- Mennonite radio program exceeds goals
- Four women leave legacies
- Voluntary vulnerability leads to growth
- ¡Bienvenidos al Meno Acontecer de octubre, 2010!
- Educación Menonita ...
- IBA celebró su retiro anual de estudiantes
- Seminario Bíblico Anabautista Hispano (SeBAH)
- Foro de líderes en Pittsburgh
- ¿Sabía de la lucha de Isabel Castillo?
- Resumen acta reunión directores de MEA
- Oficinas de Newton a consolidar espacios
- ¿Pittsburgh 2011? ¡Allí vamos!
- ¡Nueva Publicación de la Biblioteca Meno!
- Sección de Reflexiones pastorales
- Del pastor Samuel Morán ...
- Del doctor Eliseo Nuñez
- Lessons from 'American Pickers'
- Witnessing for peace within an empire
- Who speaks for me?
- Jesus' way when everyone else is wrong
- And we have no weapon for that
- Readers respond: Should Mennonite Publishing Network plan now a new hymnal by 2016?
- Grace to you
- Talking with each other
- First things first: First give a greeting of peace
- October reviews
- Why do I bother?
- Boycott Arizona?
- Correction on MWC news
- Allaying fears
- Appreciates ethnicity
- Orthopraxy, not orthodoxy
- White will enrich Bethel College
- Wants more obituary information
- Thanks for Myron Schrag piece
- Thanks for articles on child safety
Brides to the Cross
Pittsburgh 2011 will be held July 4-9, 2011, in downtown Pittsburgh.

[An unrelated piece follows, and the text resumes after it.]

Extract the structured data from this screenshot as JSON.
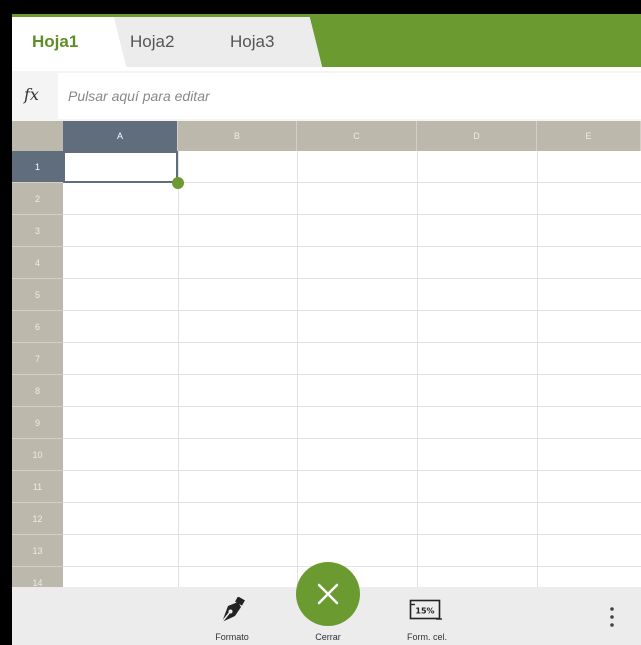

The theme, "Bridges to (the) Cross," is inspired by 2 Corinthians 5:16-20 and by the many bridges that span the City of Three Rivers. The theme is twofold: first, as instruments of Christ's reconciliation, we have many "bridges to cross." Second, God calls us to be ambassadors for Christ and to serve as "bridges to the cross."